Life humbles you really fast.

I mean, it is what it is. To have people saying nice things about you and believing in you is also what drives me. We have to uplift women, instead of bringing them down or focusing on what the heck they’re wearing or what their red lipstick looks like that day.

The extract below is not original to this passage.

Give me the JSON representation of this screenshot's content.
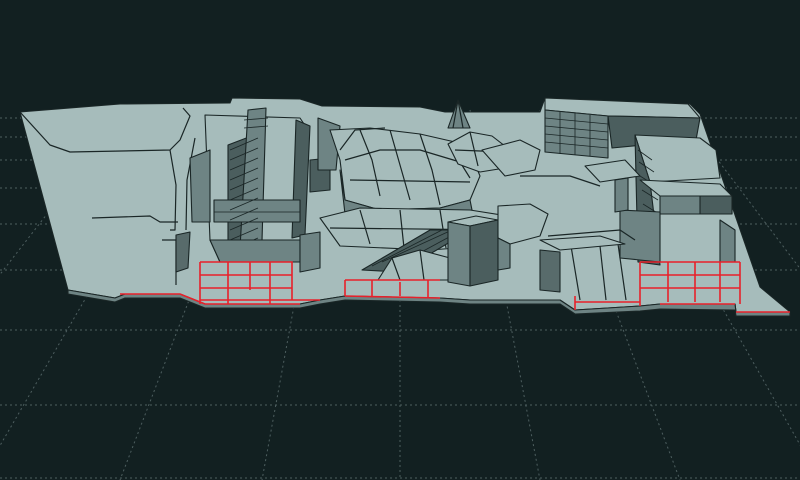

We have to focus on what we’re actually doing, so we can get away from all that crap.